Death panels. They are all the trend these days. I went to Home Depot to look for some, but couldn't find any. There was some drywall of doom, tiles of the abyss, and sheet rock of destruction, but no panels. I guess the Obama administration has bought them all.
Honestly, I am not sure what the "death panel" fuss is about. Everyone dies. There are times it is a surprise, but many times it is expected. When it is expected, shouldn't people plan for it? Shouldn't we encourage people to plan for it?
The focus of a physician is twofold: to prolong life and to minimize suffering. We practice preventive medicine to keep the person from avoidable pain and/or death. The younger the patient is, the more we call their death things like tragic, pointless, and distressing. We go to great lengths to save the life of someone who has many potential years ahead.
But there is a point when things change. There is a point when the focus shifts from quantity of life to quality of life. There is a time after which a death is no longer tragic, but instead the end of a story. My focus as a physician shifts from trying to find and prevent disease, to maximizing function and minimizing pain.
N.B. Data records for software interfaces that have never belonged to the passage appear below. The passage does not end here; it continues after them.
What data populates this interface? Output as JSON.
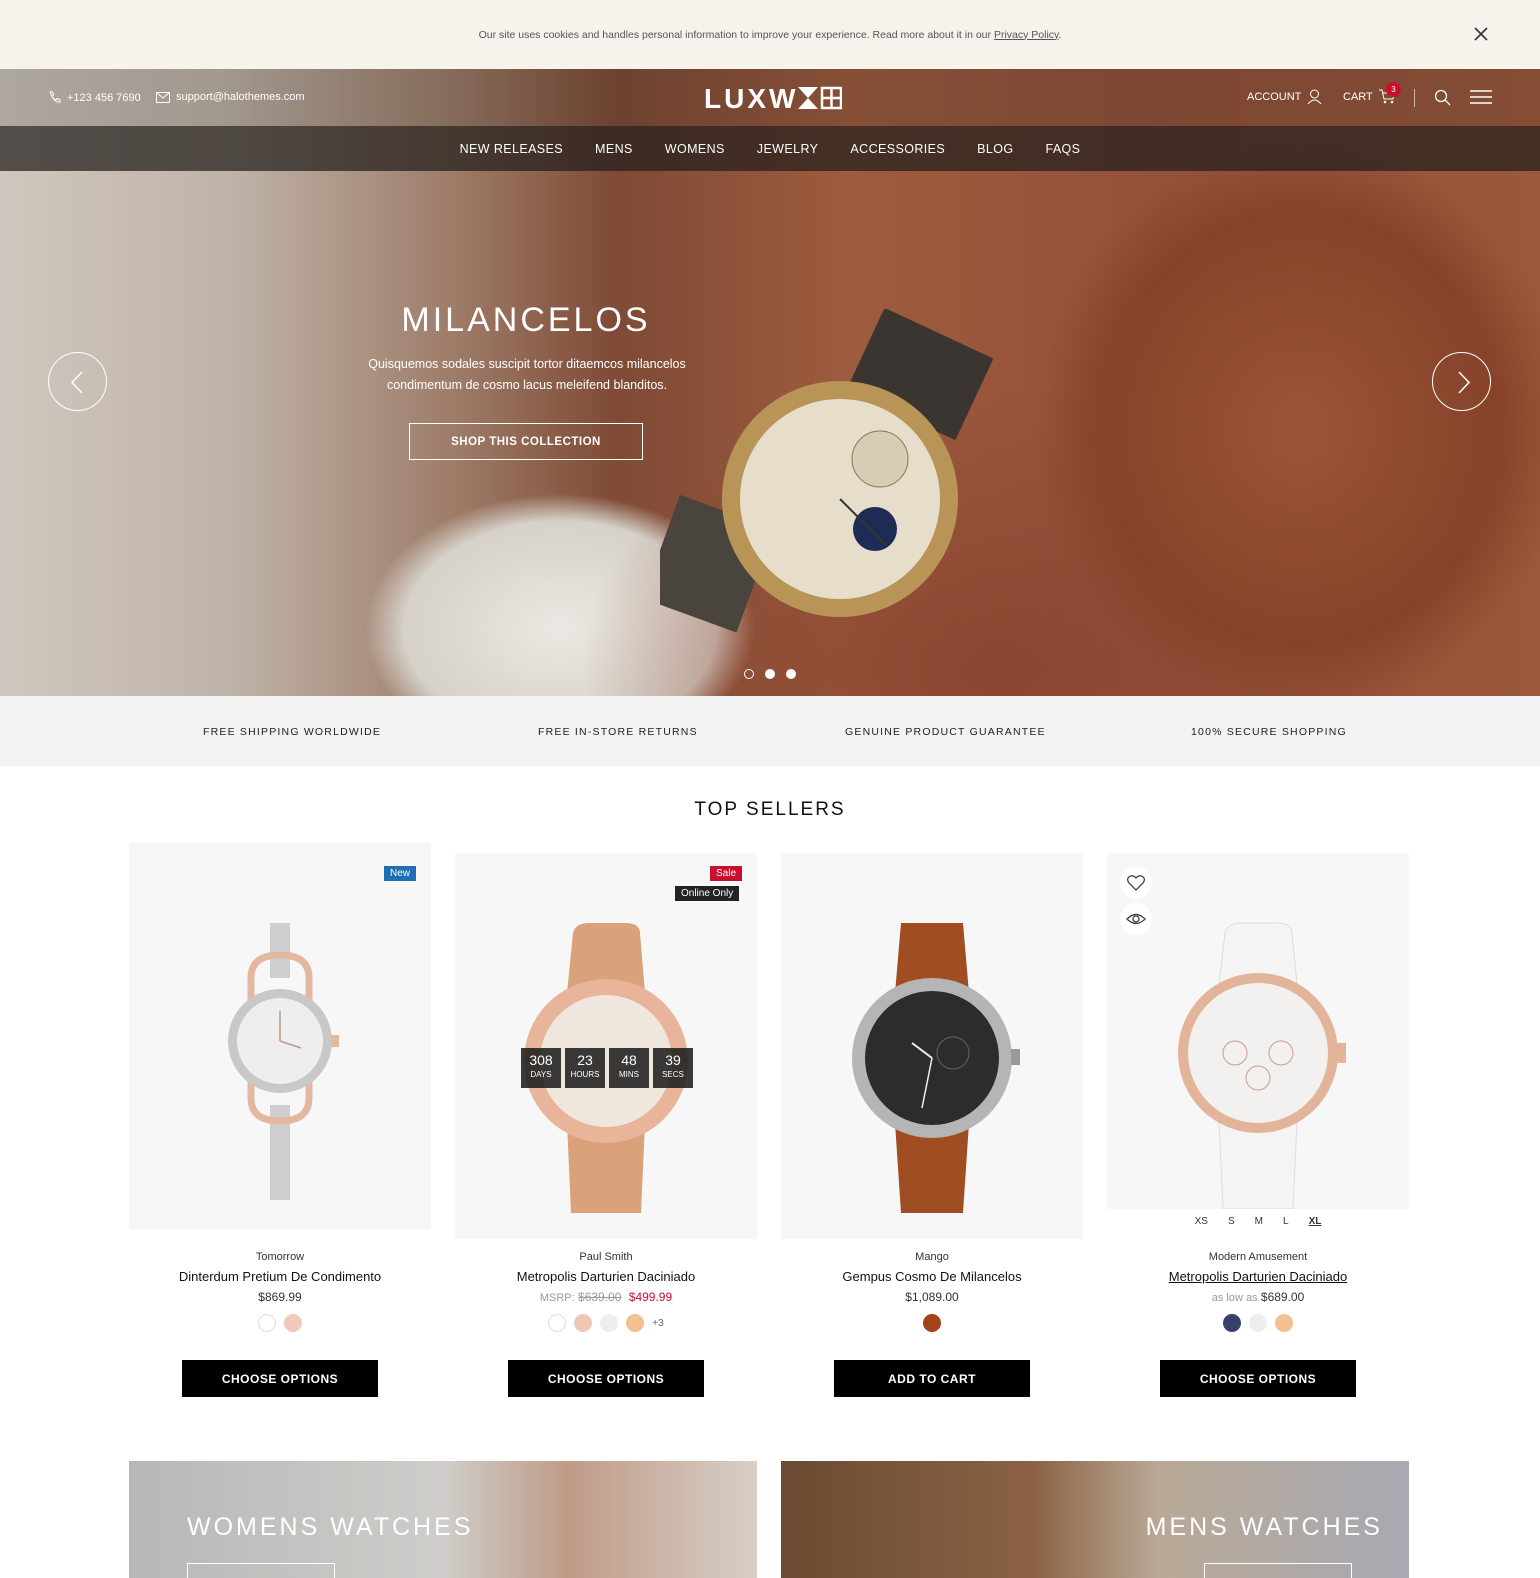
{
  "cookie": {
    "text": "Our site uses cookies and handles personal information to improve your experience. Read more about it in our",
    "link": "Privacy Policy",
    "suffix": "."
  },
  "header": {
    "phone": "+123 456 7690",
    "email": "support@halothemes.com",
    "logo": "LUXW",
    "account": "ACCOUNT",
    "cart": "CART",
    "cart_count": "3"
  },
  "nav": [
    "NEW RELEASES",
    "MENS",
    "WOMENS",
    "JEWELRY",
    "ACCESSORIES",
    "BLOG",
    "FAQS"
  ],
  "hero": {
    "title": "MILANCELOS",
    "subtitle": "Quisquemos sodales suscipit tortor ditaemcos milancelos condimentum de cosmo lacus meleifend blanditos.",
    "cta": "SHOP THIS COLLECTION",
    "slides": 3,
    "active_slide": 2
  },
  "features": [
    "FREE SHIPPING WORLDWIDE",
    "FREE IN-STORE RETURNS",
    "GENUINE PRODUCT GUARANTEE",
    "100% SECURE SHOPPING"
  ],
  "section_title": "TOP SELLERS",
  "products": [
    {
      "badge": "New",
      "vendor": "Tomorrow",
      "title": "Dinterdum Pretium De Condimento",
      "price": "$869.99",
      "swatches": [
        "#ffffff",
        "#f1c9b8"
      ],
      "button": "CHOOSE OPTIONS"
    },
    {
      "badge": "Sale",
      "badge2": "Online Only",
      "vendor": "Paul Smith",
      "title": "Metropolis Darturien Daciniado",
      "msrp_label": "MSRP:",
      "msrp": "$639.00",
      "price": "$499.99",
      "countdown": [
        {
          "value": "308",
          "label": "DAYS"
        },
        {
          "value": "23",
          "label": "HOURS"
        },
        {
          "value": "48",
          "label": "MINS"
        },
        {
          "value": "39",
          "label": "SECS"
        }
      ],
      "swatches": [
        "#ffffff",
        "#f0c7b3",
        "#eeeeee",
        "#f3c08e"
      ],
      "more": "+3",
      "button": "CHOOSE OPTIONS"
    },
    {
      "vendor": "Mango",
      "title": "Gempus Cosmo De Milancelos",
      "price": "$1,089.00",
      "swatches": [
        "#a3431c"
      ],
      "button": "ADD TO CART"
    },
    {
      "vendor": "Modern Amusement",
      "title": "Metropolis Darturien Daciniado",
      "price_prefix": "as low as",
      "price": "$689.00",
      "sizes": [
        "XS",
        "S",
        "M",
        "L",
        "XL"
      ],
      "swatches": [
        "#36426b",
        "#eeeeee",
        "#f3c08e"
      ],
      "button": "CHOOSE OPTIONS"
    }
  ],
  "banners": [
    "WOMENS WATCHES",
    "MENS WATCHES"
  ],
  "colors": {
    "accent": "#000000",
    "sale": "#c8102e",
    "new": "#1f6fb5"
  }
}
When does this happen? It depends on the health of the patient. But eventually, ignoring one's inevitable end becomes more tragic than the end itself.
I had a man in my practice who had advanced Alzheimer's disease. I cared for him before he started his decline, and so had a good chance to know both him and his family. They were people of strong faith, accepting the hard things in life as being from the hand of God. The children took their father's condition not as a horrible burden, but an opportunity to pay back the man who had given them so much. There was no fear of illness or death.
His wife died fairly soon after I started caring for them. He grieved greatly when she died, but was so surrounded with the love of their children that his grief was short. He spoke often of her in subsequent visits, talking about her as if she was not far away.
As he became increasingly short in his memory, my relationship with their children grew. You can tell a lot about people from their children, and these children were a dazzling crown of honor to these two lovely people. They always came asking good questions, patiently dealing with their father's confusion, anxiety, and occasional outbursts. Together we worked to maximize his quality of life. When I suggested we stop cholesterol medication and cancer screening tests, they understood. Our focus would not be on the length of life, but the quality of time they could spend with their father.
I was shocked, therefore, when the report of his admission to the hospital came across my desktop. He had chest pains and some difficulty breathing. In the emergency room, a plethora of lab tests, x-rays, and other studies were done. The hospitalist physician on call felt there was a good possibility of heart attack or pulmonary embolism (blood clot to the lung). My patient was sent to the ICU, where he underwent CT angiography, serial lab tests, and even a stress test to rule out heart problems.
I was mystified as I read these reports; the family clearly understood that prolonging his life wasn't the goal. The patient was ready to die and join his wife, and the children were very comfortable talking about his eventual death. These reports made absolutely no sense with what I knew of this man and his family.
He looked his normal self when he came in to my office for a hospital follow-up. I questioned the daughter about the details of the admission, which she recounted carefully. Then I paused and asked her, "Can I ask you one more thing?"
She smiled at me, "Of course, Dr. Rob" she said gently.
"I was honestly a little surprised when I read about your father's admission to the hospital. It seems like they pulled out all the stops, even putting him in the ICU. Did they ask you if this is what you wanted? I thought that you wouldn't want to be that aggressive."
She thought about what I said and a puzzled expression slowly appeared on her face.
"Did you ask to have everything done, or did you just follow what the doctors at the hospital told you?" I asked.
"They didn't ask us. We just did what they told us we needed to do." she said, now scowling slightly.
I explained to her that they need to make their wishes known in advance. If they don't say anything, the doctors will assume that you agree with what they are doing. As I told her this, she nodded and looked down sadly.
"It's OK what you did" I reassured her. I patted her father on the shoulder and added, "he looks great now. I am glad I get to see him again. I just want you to know what to do if it happens in the future. You never know what will happen, and I'd hate for him to suffer needlessly."
This one short hospital stay undoubtedly amassed a bill many times that of all my bills over the 12 years I saw him in my office. My years of care, long conversations, and real personal connection built with this man and his family are worth only a fraction of a few days of unnecessary care. This care was not demanded by the family. It was not done because of denial or ignorance; it was because the family wasn't prepared for the mechanics of the hospital stay. I never had that conversation with the family until after this event.
Politicians have labelled this merciful conversation as an act of rationing. That is not only ignorant, it is shameful. Talking to people about end-of-life issues will certainly save money. But it's a contemptible step to imply that this money is saved by killing the elderly. It's more wrong to make money off of keeping them alive unnecessarily than it is to save money by letting them die when they choose.
This is politics at its ugliest - taking a provision that will reduce suffering and help people and pervert it to be used as a tool to scare the people it will help. The discussion about healthcare has been subverted by those who want poll numbers.
Shame on you.